### Task objective
Nothing may be dropped or added when the entries below are copied.

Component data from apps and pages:
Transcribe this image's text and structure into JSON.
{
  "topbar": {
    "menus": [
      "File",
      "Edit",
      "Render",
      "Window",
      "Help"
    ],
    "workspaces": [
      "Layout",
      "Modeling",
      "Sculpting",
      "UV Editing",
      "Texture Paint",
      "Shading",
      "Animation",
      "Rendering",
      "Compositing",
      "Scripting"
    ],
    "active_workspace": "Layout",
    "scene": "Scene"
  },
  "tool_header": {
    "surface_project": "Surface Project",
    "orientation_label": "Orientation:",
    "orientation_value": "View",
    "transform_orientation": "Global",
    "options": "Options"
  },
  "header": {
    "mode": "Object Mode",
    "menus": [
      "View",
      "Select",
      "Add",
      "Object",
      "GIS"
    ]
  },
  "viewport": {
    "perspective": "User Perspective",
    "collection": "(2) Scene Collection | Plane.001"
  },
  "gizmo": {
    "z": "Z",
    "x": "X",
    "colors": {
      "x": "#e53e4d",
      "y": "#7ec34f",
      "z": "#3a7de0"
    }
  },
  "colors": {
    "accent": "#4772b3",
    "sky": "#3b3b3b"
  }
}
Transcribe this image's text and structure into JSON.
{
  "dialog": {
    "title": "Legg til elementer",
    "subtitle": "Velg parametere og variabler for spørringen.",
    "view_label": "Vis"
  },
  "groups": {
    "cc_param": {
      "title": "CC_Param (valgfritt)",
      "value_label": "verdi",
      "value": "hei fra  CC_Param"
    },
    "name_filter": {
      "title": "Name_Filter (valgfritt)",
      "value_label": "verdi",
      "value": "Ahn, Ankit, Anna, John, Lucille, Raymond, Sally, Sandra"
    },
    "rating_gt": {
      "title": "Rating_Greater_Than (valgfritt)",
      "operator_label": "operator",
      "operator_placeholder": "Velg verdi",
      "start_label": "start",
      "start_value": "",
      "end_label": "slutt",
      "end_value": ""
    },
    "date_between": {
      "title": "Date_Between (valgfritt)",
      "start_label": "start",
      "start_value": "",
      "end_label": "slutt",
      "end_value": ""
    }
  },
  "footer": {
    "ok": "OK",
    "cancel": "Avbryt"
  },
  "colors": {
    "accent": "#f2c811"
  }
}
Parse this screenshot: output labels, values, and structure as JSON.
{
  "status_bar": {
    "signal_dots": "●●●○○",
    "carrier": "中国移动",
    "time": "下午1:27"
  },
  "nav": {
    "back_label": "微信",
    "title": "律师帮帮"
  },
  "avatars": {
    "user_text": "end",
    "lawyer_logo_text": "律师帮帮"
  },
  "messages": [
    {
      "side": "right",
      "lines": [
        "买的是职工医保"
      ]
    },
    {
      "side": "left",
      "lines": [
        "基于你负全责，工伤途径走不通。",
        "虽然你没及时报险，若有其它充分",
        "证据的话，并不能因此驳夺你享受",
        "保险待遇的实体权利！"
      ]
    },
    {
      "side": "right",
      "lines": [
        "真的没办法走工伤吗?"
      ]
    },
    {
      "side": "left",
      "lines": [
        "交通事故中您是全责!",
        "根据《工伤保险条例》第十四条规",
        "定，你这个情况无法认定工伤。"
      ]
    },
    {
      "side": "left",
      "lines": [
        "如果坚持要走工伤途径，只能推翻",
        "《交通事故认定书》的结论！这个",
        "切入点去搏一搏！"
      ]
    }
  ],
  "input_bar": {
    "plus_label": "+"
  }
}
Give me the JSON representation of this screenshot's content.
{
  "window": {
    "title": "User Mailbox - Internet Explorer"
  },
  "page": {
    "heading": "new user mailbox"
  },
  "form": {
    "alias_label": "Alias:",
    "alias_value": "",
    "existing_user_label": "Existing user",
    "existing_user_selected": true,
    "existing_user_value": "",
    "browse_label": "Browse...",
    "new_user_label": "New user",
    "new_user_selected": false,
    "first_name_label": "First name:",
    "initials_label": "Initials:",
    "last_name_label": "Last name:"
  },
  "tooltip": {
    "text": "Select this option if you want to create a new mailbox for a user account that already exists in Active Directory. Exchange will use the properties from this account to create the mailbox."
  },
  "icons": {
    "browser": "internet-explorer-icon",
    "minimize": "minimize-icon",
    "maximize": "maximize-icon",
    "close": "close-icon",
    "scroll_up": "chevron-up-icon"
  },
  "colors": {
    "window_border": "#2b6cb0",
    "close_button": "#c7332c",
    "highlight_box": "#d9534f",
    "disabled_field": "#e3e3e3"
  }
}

### Exercise answer
Transcribe this image's text and structure into JSON.
{
  "topbar": {
    "menus": [
      "File",
      "Edit",
      "Render",
      "Window",
      "Help"
    ],
    "workspaces": [
      "Layout",
      "Modeling",
      "Sculpting",
      "UV Editing",
      "Texture Paint",
      "Shading",
      "Animation",
      "Rendering",
      "Compositing",
      "Scripting"
    ],
    "active_workspace": "Layout",
    "scene": "Scene"
  },
  "tool_header": {
    "surface_project": "Surface Project",
    "orientation_label": "Orientation:",
    "orientation_value": "View",
    "transform_orientation": "Global",
    "options": "Options"
  },
  "header": {
    "mode": "Object Mode",
    "menus": [
      "View",
      "Select",
      "Add",
      "Object",
      "GIS"
    ]
  },
  "viewport": {
    "perspective": "User Perspective",
    "collection": "(2) Scene Collection | Plane.001"
  },
  "gizmo": {
    "z": "Z",
    "x": "X",
    "colors": {
      "x": "#e53e4d",
      "y": "#7ec34f",
      "z": "#3a7de0"
    }
  },
  "colors": {
    "accent": "#4772b3",
    "sky": "#3b3b3b"
  }
}
Transcribe this image's text and structure into JSON.
{
  "dialog": {
    "title": "Legg til elementer",
    "subtitle": "Velg parametere og variabler for spørringen.",
    "view_label": "Vis"
  },
  "groups": {
    "cc_param": {
      "title": "CC_Param (valgfritt)",
      "value_label": "verdi",
      "value": "hei fra  CC_Param"
    },
    "name_filter": {
      "title": "Name_Filter (valgfritt)",
      "value_label": "verdi",
      "value": "Ahn, Ankit, Anna, John, Lucille, Raymond, Sally, Sandra"
    },
    "rating_gt": {
      "title": "Rating_Greater_Than (valgfritt)",
      "operator_label": "operator",
      "operator_placeholder": "Velg verdi",
      "start_label": "start",
      "start_value": "",
      "end_label": "slutt",
      "end_value": ""
    },
    "date_between": {
      "title": "Date_Between (valgfritt)",
      "start_label": "start",
      "start_value": "",
      "end_label": "slutt",
      "end_value": ""
    }
  },
  "footer": {
    "ok": "OK",
    "cancel": "Avbryt"
  },
  "colors": {
    "accent": "#f2c811"
  }
}
Parse this screenshot: output labels, values, and structure as JSON.
{
  "status_bar": {
    "signal_dots": "●●●○○",
    "carrier": "中国移动",
    "time": "下午1:27"
  },
  "nav": {
    "back_label": "微信",
    "title": "律师帮帮"
  },
  "avatars": {
    "user_text": "end",
    "lawyer_logo_text": "律师帮帮"
  },
  "messages": [
    {
      "side": "right",
      "lines": [
        "买的是职工医保"
      ]
    },
    {
      "side": "left",
      "lines": [
        "基于你负全责，工伤途径走不通。",
        "虽然你没及时报险，若有其它充分",
        "证据的话，并不能因此驳夺你享受",
        "保险待遇的实体权利！"
      ]
    },
    {
      "side": "right",
      "lines": [
        "真的没办法走工伤吗?"
      ]
    },
    {
      "side": "left",
      "lines": [
        "交通事故中您是全责!",
        "根据《工伤保险条例》第十四条规",
        "定，你这个情况无法认定工伤。"
      ]
    },
    {
      "side": "left",
      "lines": [
        "如果坚持要走工伤途径，只能推翻",
        "《交通事故认定书》的结论！这个",
        "切入点去搏一搏！"
      ]
    }
  ],
  "input_bar": {
    "plus_label": "+"
  }
}
Give me the JSON representation of this screenshot's content.
{
  "window": {
    "title": "User Mailbox - Internet Explorer"
  },
  "page": {
    "heading": "new user mailbox"
  },
  "form": {
    "alias_label": "Alias:",
    "alias_value": "",
    "existing_user_label": "Existing user",
    "existing_user_selected": true,
    "existing_user_value": "",
    "browse_label": "Browse...",
    "new_user_label": "New user",
    "new_user_selected": false,
    "first_name_label": "First name:",
    "initials_label": "Initials:",
    "last_name_label": "Last name:"
  },
  "tooltip": {
    "text": "Select this option if you want to create a new mailbox for a user account that already exists in Active Directory. Exchange will use the properties from this account to create the mailbox."
  },
  "icons": {
    "browser": "internet-explorer-icon",
    "minimize": "minimize-icon",
    "maximize": "maximize-icon",
    "close": "close-icon",
    "scroll_up": "chevron-up-icon"
  },
  "colors": {
    "window_border": "#2b6cb0",
    "close_button": "#c7332c",
    "highlight_box": "#d9534f",
    "disabled_field": "#e3e3e3"
  }
}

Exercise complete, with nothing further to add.